Chaos engineering: Stress-testing the cloud has been saved
Chaos engineering: Stress-testing the cloud
Cloud migration & operation
Cloud architectures are incredibly complex and, often, it's all but impossible to predict and prevent failure scenarios. Enter the ascendant discipline of chaos engineering, which aims to discover cloud failure points, in in-production systems, before they become disasters.
Chaos engineering: Finding cloud bugs before they become disasters

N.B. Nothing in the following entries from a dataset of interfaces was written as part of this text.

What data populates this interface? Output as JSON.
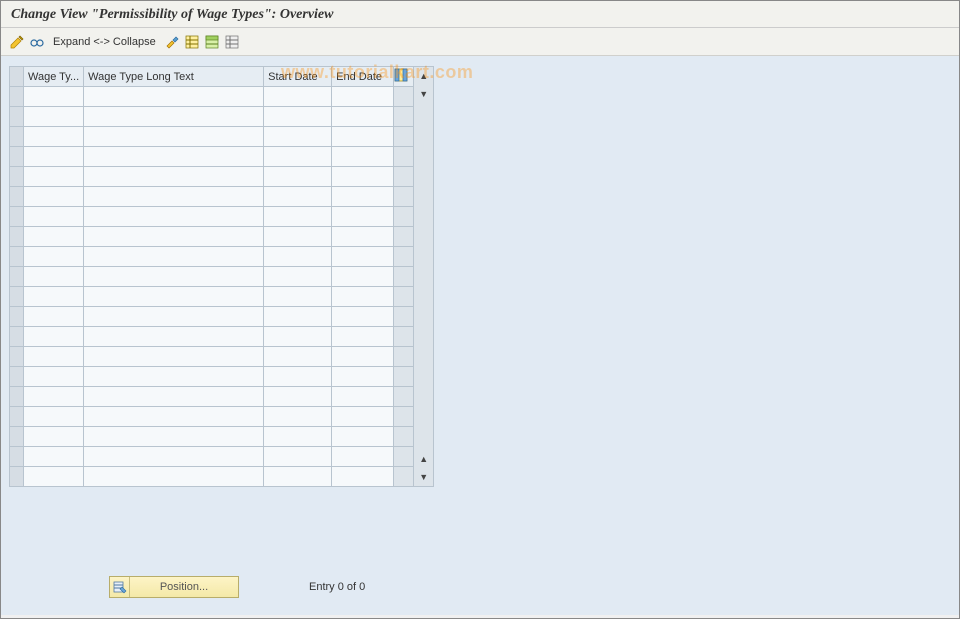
{
  "title": "Change View \"Permissibility of Wage Types\": Overview",
  "toolbar": {
    "expand_collapse": "Expand <-> Collapse"
  },
  "watermark": "www.tutorialkart.com",
  "table": {
    "headers": {
      "wage_type": "Wage Ty...",
      "long_text": "Wage Type Long Text",
      "start_date": "Start Date",
      "end_date": "End Date"
    },
    "rows_visible": 20
  },
  "footer": {
    "position_label": "Position...",
    "entry_text": "Entry 0 of 0"
  }
}
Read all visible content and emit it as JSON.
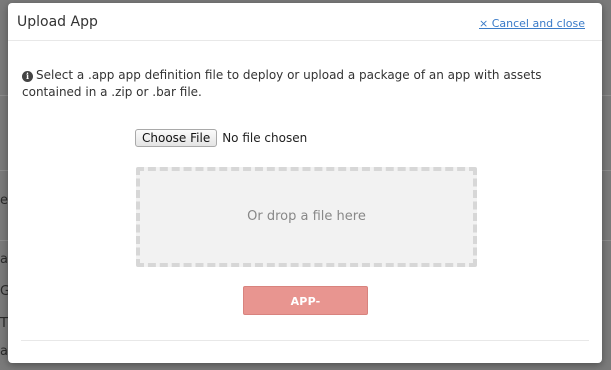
{
  "modal": {
    "title": "Upload App",
    "close_label": "× Cancel and close",
    "info_text": "Select a .app app definition file to deploy or upload a package of an app with assets contained in a .zip or .bar file.",
    "info_icon": "info-circle-icon",
    "file_input": {
      "button_label": "Choose File",
      "status": "No file chosen"
    },
    "drop_zone_text": "Or drop a file here",
    "submit_label": "APP-DEPLOYMENTS"
  },
  "background_fragments": [
    "e",
    "a",
    "G",
    "T",
    "a"
  ],
  "colors": {
    "link": "#3a7bc8",
    "submit_button": "#e89590",
    "drop_zone_border": "#d7d7d7",
    "overlay": "#7a7a7a"
  }
}
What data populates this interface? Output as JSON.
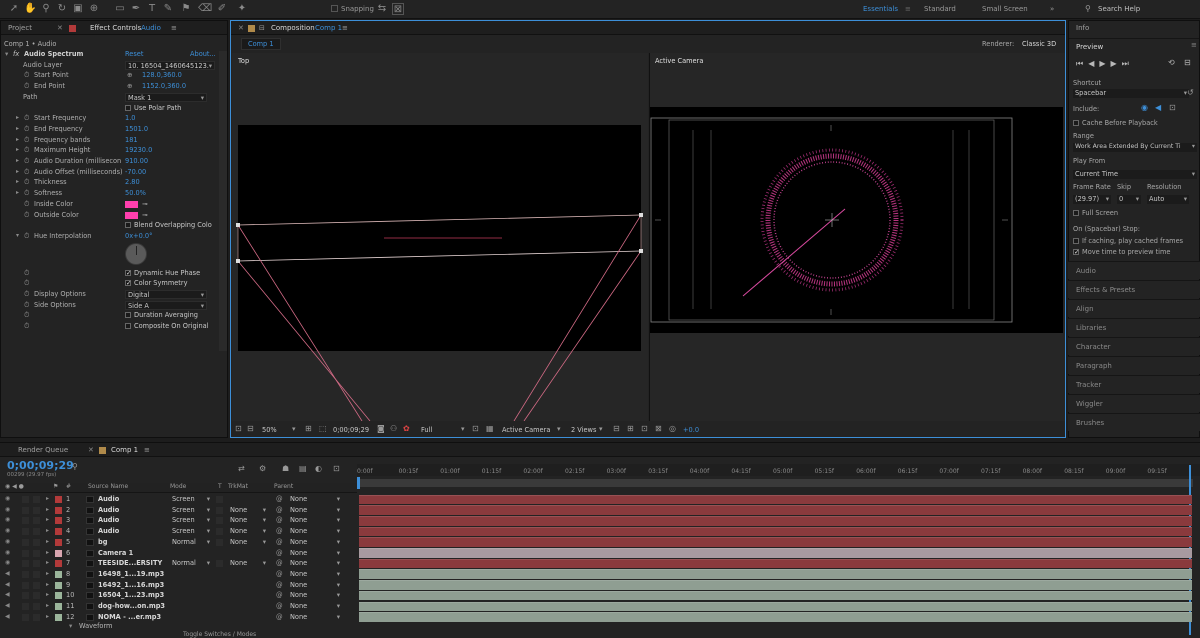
{
  "toolbar": {
    "snapping_label": "Snapping",
    "workspaces": [
      "Essentials",
      "Standard",
      "Small Screen"
    ],
    "search_placeholder": "Search Help"
  },
  "left_tabs": {
    "project": "Project",
    "effect_controls": "Effect Controls",
    "effect_controls_layer": "Audio"
  },
  "effect_controls": {
    "breadcrumb": "Comp 1 • Audio",
    "effect_name": "Audio Spectrum",
    "reset": "Reset",
    "about": "About...",
    "audio_layer_label": "Audio Layer",
    "audio_layer_value": "10. 16504_1460645123.",
    "start_point_label": "Start Point",
    "start_point_value": "128.0,360.0",
    "end_point_label": "End Point",
    "end_point_value": "1152.0,360.0",
    "path_label": "Path",
    "path_value": "Mask 1",
    "use_polar_path": "Use Polar Path",
    "params": [
      {
        "label": "Start Frequency",
        "value": "1.0"
      },
      {
        "label": "End Frequency",
        "value": "1501.0"
      },
      {
        "label": "Frequency bands",
        "value": "181"
      },
      {
        "label": "Maximum Height",
        "value": "19230.0"
      },
      {
        "label": "Audio Duration (millisecon",
        "value": "910.00"
      },
      {
        "label": "Audio Offset (milliseconds)",
        "value": "-70.00"
      },
      {
        "label": "Thickness",
        "value": "2.80"
      },
      {
        "label": "Softness",
        "value": "50.0%"
      }
    ],
    "inside_color_label": "Inside Color",
    "outside_color_label": "Outside Color",
    "blend_label": "Blend Overlapping Colo",
    "hue_label": "Hue Interpolation",
    "hue_value": "0x+0.0°",
    "dynamic_hue": "Dynamic Hue Phase",
    "color_symmetry": "Color Symmetry",
    "display_options_label": "Display Options",
    "display_options_value": "Digital",
    "side_options_label": "Side Options",
    "side_options_value": "Side A",
    "duration_averaging": "Duration Averaging",
    "composite": "Composite On Original",
    "colors": {
      "inside": "#ff3fae",
      "outside": "#ff3fae"
    }
  },
  "composition": {
    "panel_label": "Composition",
    "comp_name": "Comp 1",
    "tab": "Comp 1",
    "renderer_label": "Renderer:",
    "renderer_value": "Classic 3D",
    "view_left": "Top",
    "view_right": "Active Camera",
    "zoom": "50%",
    "timecode": "0;00;09;29",
    "resolution": "Full",
    "camera": "Active Camera",
    "views": "2 Views",
    "exposure": "+0.0"
  },
  "right_panel": {
    "info": "Info",
    "preview": "Preview",
    "shortcut_label": "Shortcut",
    "shortcut_value": "Spacebar",
    "include_label": "Include:",
    "cache_before": "Cache Before Playback",
    "range_label": "Range",
    "range_value": "Work Area Extended By Current Ti",
    "play_from_label": "Play From",
    "play_from_value": "Current Time",
    "frame_rate_label": "Frame Rate",
    "skip_label": "Skip",
    "resolution_label": "Resolution",
    "frame_rate_value": "(29.97)",
    "skip_value": "0",
    "resolution_value": "Auto",
    "full_screen": "Full Screen",
    "stop_label": "On (Spacebar) Stop:",
    "stop_opt1": "If caching, play cached frames",
    "stop_opt2": "Move time to preview time",
    "sections": [
      "Audio",
      "Effects & Presets",
      "Align",
      "Libraries",
      "Character",
      "Paragraph",
      "Tracker",
      "Wiggler",
      "Brushes"
    ]
  },
  "timeline": {
    "render_queue": "Render Queue",
    "comp_tab": "Comp 1",
    "timecode": "0;00;09;29",
    "fps_info": "00299 (29.97 fps)",
    "col_source": "Source Name",
    "col_mode": "Mode",
    "col_t": "T",
    "col_trkmat": "TrkMat",
    "col_parent": "Parent",
    "ruler": [
      "0:00f",
      "00:15f",
      "01:00f",
      "01:15f",
      "02:00f",
      "02:15f",
      "03:00f",
      "03:15f",
      "04:00f",
      "04:15f",
      "05:00f",
      "05:15f",
      "06:00f",
      "06:15f",
      "07:00f",
      "07:15f",
      "08:00f",
      "08:15f",
      "09:00f",
      "09:15f"
    ],
    "layers": [
      {
        "num": "1",
        "name": "Audio",
        "mode": "Screen",
        "trkmat": "",
        "parent": "None",
        "color": "#b23a3a",
        "bar": "#8a3a3d"
      },
      {
        "num": "2",
        "name": "Audio",
        "mode": "Screen",
        "trkmat": "None",
        "parent": "None",
        "color": "#b23a3a",
        "bar": "#8a3a3d"
      },
      {
        "num": "3",
        "name": "Audio",
        "mode": "Screen",
        "trkmat": "None",
        "parent": "None",
        "color": "#b23a3a",
        "bar": "#8a3a3d"
      },
      {
        "num": "4",
        "name": "Audio",
        "mode": "Screen",
        "trkmat": "None",
        "parent": "None",
        "color": "#b23a3a",
        "bar": "#8a3a3d"
      },
      {
        "num": "5",
        "name": "bg",
        "mode": "Normal",
        "trkmat": "None",
        "parent": "None",
        "color": "#b23a3a",
        "bar": "#8a3a3d"
      },
      {
        "num": "6",
        "name": "Camera 1",
        "mode": "",
        "trkmat": "",
        "parent": "None",
        "color": "#d9a6b0",
        "bar": "#a89aa0"
      },
      {
        "num": "7",
        "name": "TEESIDE...ERSITY",
        "mode": "Normal",
        "trkmat": "None",
        "parent": "None",
        "color": "#b23a3a",
        "bar": "#8a3a3d"
      },
      {
        "num": "8",
        "name": "16498_1...19.mp3",
        "mode": "",
        "trkmat": "",
        "parent": "None",
        "color": "#9bb59b",
        "bar": "#8f9e92"
      },
      {
        "num": "9",
        "name": "16492_1...16.mp3",
        "mode": "",
        "trkmat": "",
        "parent": "None",
        "color": "#9bb59b",
        "bar": "#8f9e92"
      },
      {
        "num": "10",
        "name": "16504_1...23.mp3",
        "mode": "",
        "trkmat": "",
        "parent": "None",
        "color": "#9bb59b",
        "bar": "#8f9e92"
      },
      {
        "num": "11",
        "name": "dog-how...on.mp3",
        "mode": "",
        "trkmat": "",
        "parent": "None",
        "color": "#9bb59b",
        "bar": "#8f9e92"
      },
      {
        "num": "12",
        "name": "NOMA - ...er.mp3",
        "mode": "",
        "trkmat": "",
        "parent": "None",
        "color": "#9bb59b",
        "bar": "#8f9e92"
      }
    ],
    "waveform_label": "Waveform",
    "toggle_label": "Toggle Switches / Modes"
  },
  "accent": "#3d8fd8"
}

As cloud architectures have grown more complex and distributed, failures and outages have become an all-too-frequent occurrence—which can erode executive confidence in the value of cloud computing. However, architecting the cloud is vastly different from architecting traditional, monolithic systems, and it’s maddeningly difficult to predict, and plan for, all the possibilities for failures. In this episode of the podcast, Mike Kavis and guest, Kolton Andrus of Gremlin, discuss the emerging discipline of chaos engineering and how it’s used to stress-test cloud-based systems in production—which can increase uptime, reduce risk, and accelerate time-to-value of cloud-deployments.
We're taking the engineering discipline that we've developed, and we're applying it to tame that chaos that's inherent in our system. And the outcome is we would love a boring predictable system that just works.

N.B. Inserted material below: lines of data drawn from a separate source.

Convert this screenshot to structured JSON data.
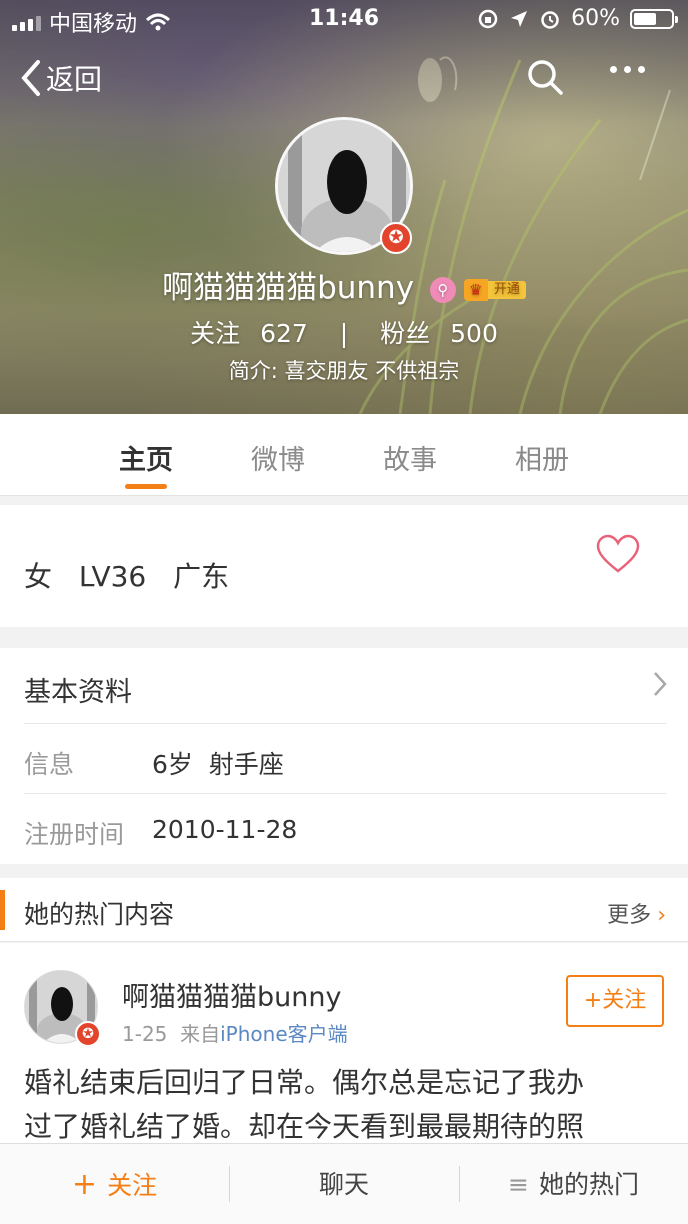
{
  "status_bar": {
    "carrier": "中国移动",
    "time": "11:46",
    "battery_percent": "60%",
    "battery_level": 0.6
  },
  "nav": {
    "back_label": "返回",
    "search_icon": "search-icon",
    "more_icon": "more-icon"
  },
  "profile": {
    "username": "啊猫猫猫猫bunny",
    "vip_label": "开通",
    "following_label": "关注",
    "following_count": "627",
    "separator": "|",
    "followers_label": "粉丝",
    "followers_count": "500",
    "bio": "简介: 喜交朋友 不供祖宗"
  },
  "tabs": [
    {
      "label": "主页",
      "active": true
    },
    {
      "label": "微博",
      "active": false
    },
    {
      "label": "故事",
      "active": false
    },
    {
      "label": "相册",
      "active": false
    }
  ],
  "summary": {
    "gender": "女",
    "level": "LV36",
    "location": "广东"
  },
  "basic_info": {
    "title": "基本资料",
    "rows": [
      {
        "key": "信息",
        "value": "6岁  射手座"
      },
      {
        "key": "注册时间",
        "value": "2010-11-28"
      }
    ]
  },
  "hot_content": {
    "title": "她的热门内容",
    "more_label": "更多"
  },
  "post": {
    "author": "啊猫猫猫猫bunny",
    "date": "1-25",
    "source_prefix": "来自",
    "source": "iPhone客户端",
    "follow_label": "+关注",
    "text_line1": "婚礼结束后回归了日常。偶尔总是忘记了我办",
    "text_line2": "过了婚礼结了婚。却在今天看到最最期待的照"
  },
  "bottom_bar": {
    "follow_label": "关注",
    "chat_label": "聊天",
    "hot_label": "她的热门"
  },
  "colors": {
    "accent": "#f57f17",
    "verified": "#e2452c",
    "link": "#5b88c2",
    "heart": "#e8637a"
  }
}
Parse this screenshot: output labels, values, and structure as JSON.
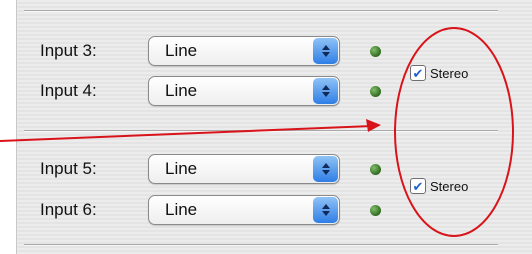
{
  "groups": [
    {
      "rows": [
        {
          "label": "Input 3:",
          "value": "Line"
        },
        {
          "label": "Input 4:",
          "value": "Line"
        }
      ],
      "stereo": {
        "label": "Stereo",
        "checked": true
      }
    },
    {
      "rows": [
        {
          "label": "Input 5:",
          "value": "Line"
        },
        {
          "label": "Input 6:",
          "value": "Line"
        }
      ],
      "stereo": {
        "label": "Stereo",
        "checked": true
      }
    }
  ],
  "icons": {
    "select_arrows": "up-down-arrows-icon",
    "status": "green-led-icon",
    "check": "checkmark-icon"
  },
  "colors": {
    "annotation": "#d8141a",
    "led": "#3a7a2a",
    "select_accent": "#3b82e6"
  }
}
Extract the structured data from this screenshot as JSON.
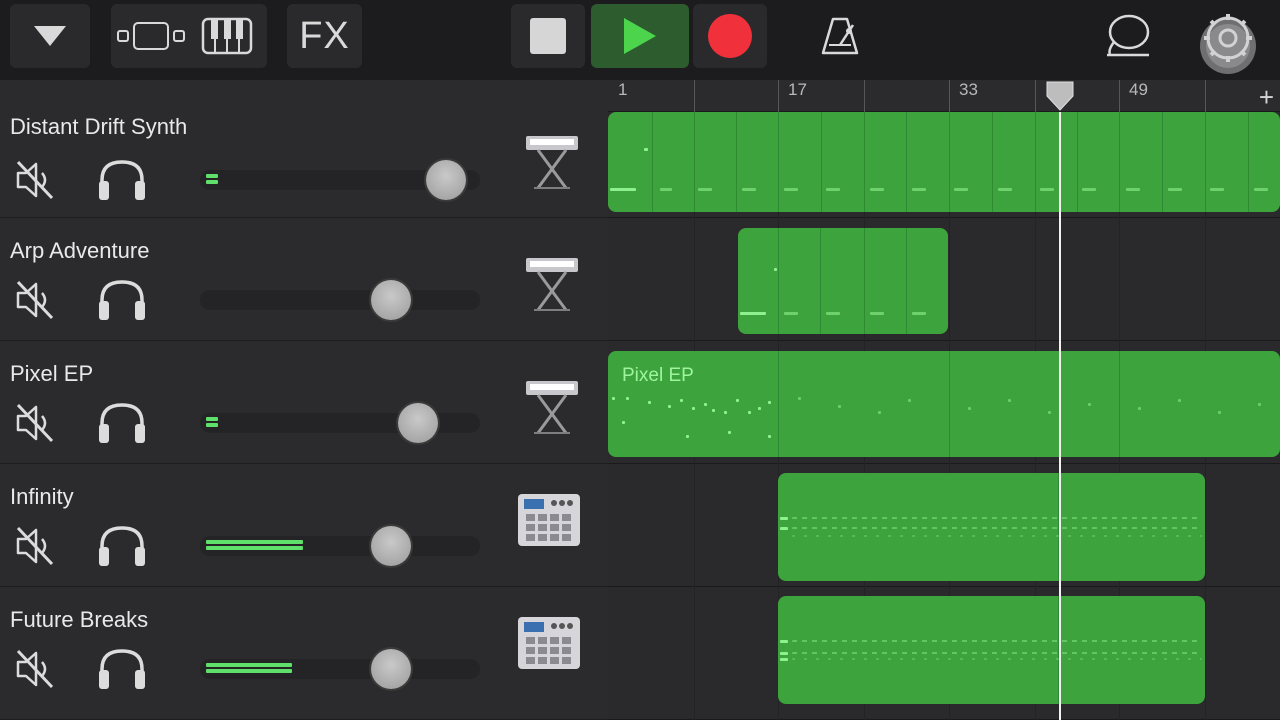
{
  "toolbar": {
    "fx_label": "FX",
    "icons": [
      "dropdown-triangle-icon",
      "tracks-view-icon",
      "keyboard-icon",
      "fx-icon",
      "stop-icon",
      "play-icon",
      "record-icon",
      "metronome-icon",
      "loop-browser-icon",
      "settings-gear-icon"
    ]
  },
  "ruler": {
    "labels": [
      "1",
      "17",
      "33",
      "49"
    ]
  },
  "tracks": [
    {
      "name": "Distant Drift Synth",
      "instrument_icon": "keyboard-stand-icon",
      "level": 0.05,
      "volume": 0.88
    },
    {
      "name": "Arp Adventure",
      "instrument_icon": "keyboard-stand-icon",
      "level": 0.0,
      "volume": 0.68
    },
    {
      "name": "Pixel EP",
      "instrument_icon": "keyboard-stand-icon",
      "level": 0.05,
      "volume": 0.78
    },
    {
      "name": "Infinity",
      "instrument_icon": "drum-machine-icon",
      "level": 0.38,
      "volume": 0.68
    },
    {
      "name": "Future Breaks",
      "instrument_icon": "drum-machine-icon",
      "level": 0.34,
      "volume": 0.68
    }
  ],
  "regions": {
    "pixel_ep_name": "Pixel EP"
  },
  "colors": {
    "region_green": "#3da43d",
    "note_green": "#8ff08f",
    "play_green": "#4cd44c",
    "record_red": "#f0303a",
    "meter_green": "#5ee06a"
  }
}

Kolton Andrus, co-founder and CEO of Gremlin, was previously a chaos engineer at Netflix improving streaming reliability and operating the edge services. Prior to that, he improved the performance and reliability of the Amazon Retail website.